news Apple and Microsoft might be kicking goals when it comes to corporate tablet deployments, but one group of Australian state government agencies has baldly stated they prefer neither: Instead going to market for almost 6,000 tablets specifically using Google’s Android operating system.
In a request for tender document this week, the NSW Electoral Commission noted that it was acting as a facilitator representing similar electoral commissions in Queensland and Victoria and was in the market for some 5,900 tablet computers. The NSW agency needs some 1,500 tablets, as does its Victorian counterpart, while Queensland’s electoral agency needs more — between 2,000 and 2,500.
The tablets will be used to aid each state’s electoral offices in upcoming elections — either state government elections or local government elections. Some of the tasks which they will be used for include the ability to look up the details of individuals on a computerised electoral roll and the ability to look up streets and geography (including electoral district maps).
In addition, the tablets may be used for other applications such as electronically filling in forms by the electoral officers (but not electronic voting), to display PDFs, and to play multimedia/video files stored on the devices. Victoria’s Electoral Commission may also purchase a further 400 tablets for use with an in-house developed solution to service voters with low vision, in a project dubbed ‘vVote’.
At the moment, Apple dominates Australia’s tablet market with its popular iPad units, which are rapidly making their way into corporate and public sector organisations. Microsoft has also been making recent in-roads into the corporate tablet market, with its Windows 8-based tablet models often capable of double duty as laptop replacement machines. In the consumer market, Android is a popular tablet operating system, particularly through Google’s own Nexus-branded devices. However, Android tablets are not known to have achieved any significant corporate penetration in businesses or government departments in Australia.

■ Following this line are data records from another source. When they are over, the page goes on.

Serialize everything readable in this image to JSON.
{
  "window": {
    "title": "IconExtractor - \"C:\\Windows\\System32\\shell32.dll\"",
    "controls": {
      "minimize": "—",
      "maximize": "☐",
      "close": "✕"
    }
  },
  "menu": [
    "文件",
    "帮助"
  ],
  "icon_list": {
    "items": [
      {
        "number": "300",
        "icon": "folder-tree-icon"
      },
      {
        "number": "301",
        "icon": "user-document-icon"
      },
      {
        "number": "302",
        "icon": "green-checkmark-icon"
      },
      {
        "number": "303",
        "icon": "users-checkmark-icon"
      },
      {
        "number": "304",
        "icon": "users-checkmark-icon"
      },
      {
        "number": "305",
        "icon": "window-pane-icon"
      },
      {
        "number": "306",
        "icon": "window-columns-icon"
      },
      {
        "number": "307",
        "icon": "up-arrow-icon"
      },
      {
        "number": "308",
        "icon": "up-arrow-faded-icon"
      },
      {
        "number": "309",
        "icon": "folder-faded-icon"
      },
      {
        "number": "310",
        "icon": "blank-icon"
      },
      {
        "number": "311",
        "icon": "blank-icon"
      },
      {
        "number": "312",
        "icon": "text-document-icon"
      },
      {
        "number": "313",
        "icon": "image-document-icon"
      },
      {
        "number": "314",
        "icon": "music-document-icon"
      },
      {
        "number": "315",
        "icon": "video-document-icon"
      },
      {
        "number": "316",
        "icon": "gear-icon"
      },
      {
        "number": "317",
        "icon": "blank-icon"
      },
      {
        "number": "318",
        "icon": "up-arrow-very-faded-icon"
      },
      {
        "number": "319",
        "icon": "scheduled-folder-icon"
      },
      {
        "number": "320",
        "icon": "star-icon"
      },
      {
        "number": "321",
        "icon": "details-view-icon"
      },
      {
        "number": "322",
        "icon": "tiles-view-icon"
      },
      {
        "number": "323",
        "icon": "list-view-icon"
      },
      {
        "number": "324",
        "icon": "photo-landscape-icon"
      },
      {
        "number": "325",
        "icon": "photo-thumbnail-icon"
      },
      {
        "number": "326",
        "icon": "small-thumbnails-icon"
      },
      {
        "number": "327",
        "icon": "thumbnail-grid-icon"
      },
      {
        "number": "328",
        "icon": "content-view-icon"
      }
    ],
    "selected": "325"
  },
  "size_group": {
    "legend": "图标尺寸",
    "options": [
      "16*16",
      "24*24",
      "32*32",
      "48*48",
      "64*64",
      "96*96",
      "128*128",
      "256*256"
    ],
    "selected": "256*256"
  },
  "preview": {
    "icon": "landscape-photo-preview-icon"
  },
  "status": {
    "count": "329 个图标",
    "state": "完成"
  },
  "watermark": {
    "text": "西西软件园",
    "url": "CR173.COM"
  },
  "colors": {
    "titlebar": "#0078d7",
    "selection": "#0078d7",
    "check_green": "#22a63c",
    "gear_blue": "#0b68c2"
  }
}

Despite this market share situation, in its tender documents, the NSW Electoral Commission stipulated that the tablets it was purchasing must, at the least, be running version 4.0 of Google’s Android platform specifically, alongside a number of other technical specifications such as the availability of a mini USB 2.0 connector.
The electoral commissions’ choice of Android also runs directly contrary to the relative certification status which each mobile operating system has achieved in Australia.
In April 2012, the Australian Signals Directorate (then the Defence Signals Directorate or DSD), which evaluates the security of operating systems and devices for use in Australian government agencies, approved devices running version 5 of Apple’s iOS platform (including iPads and iPhones) for classified government communications, after a lengthy evaluation period and the production of a detailed security ‘hardening’ guide for the popular mobile products.
The iOS5 successfully passed an evaluation using a stringent and intensive security assessment to ensure it met Australian Government information security requirements. The formal security evaluation, which DSD said was the first of its kind for iOS5, covers devices that are owned and managed by Australian government agencies that have implemented specific DSD security advice.
DSD has also produced an accompanying security hardening guide for iOS devices — which can be downloaded for free from its website.
In February, DSD declined to respond to a question on whether it had seen any further interest from government stakeholders in certifying the Android operating system, which is believed to have even stronger market share in Australia than Apple’s devices, but has not yet been adopted strongly for corporate use. “The Android platform has not yet been submitted for DSD evaluation,” a Defence spokesperson said in response to a question on the issue in July. “At this time, the use of the Android platform for Australian government business does not necessitate the production of a hardening guide.”
Other platforms certified by the ASD include BlackBerry’s mobile operating systems, and some versions of Windows, but not the Windows 8 and 8.1 versions used in most Windows tablets.
To me, the decision to specifically standardise on Android makes absolutely no sense here and may even breach procurement guidelines.
Don’t get me wrong, I like Android and currently prefer it as a smartphone or tablet operating system to either iOS or the different variants of Windows. However, compared with iOS, Android is not as trusted by government security forces, and this is a major issue when you consider that we’re talking about machines to be used in elections. Then, too, there are different versions of Android. Ice Cream Sandwich from Samsung is nothing like Ice Cream Sandwich from HTC. Android’s heterogeneity is one of its weaknesses when it comes to security; in comparison, security types are much more familiar with the Apple and Windows platforms out there.
I’d like to see a more open tender here from the NSW Electoral Commission, allowing other operating systems into the mix. Locking down its tendering approach to Android makes little sense in the context of a competitive market.
If the NSW EC does go ahead with its Android buy, let me advise the agency to pick Google’s Nexus line of Android tablets. They are by far the best Android tablets on the market, owing to their brilliant hardware/software combination. And, paradoxically, they’re damn cheap as well. I don’t know whether Google is set up to supply some 6,000 Nexus tablets to the state governments. But I’m sure the vendor would be interested in talking about it with them ;)
Image credit: Google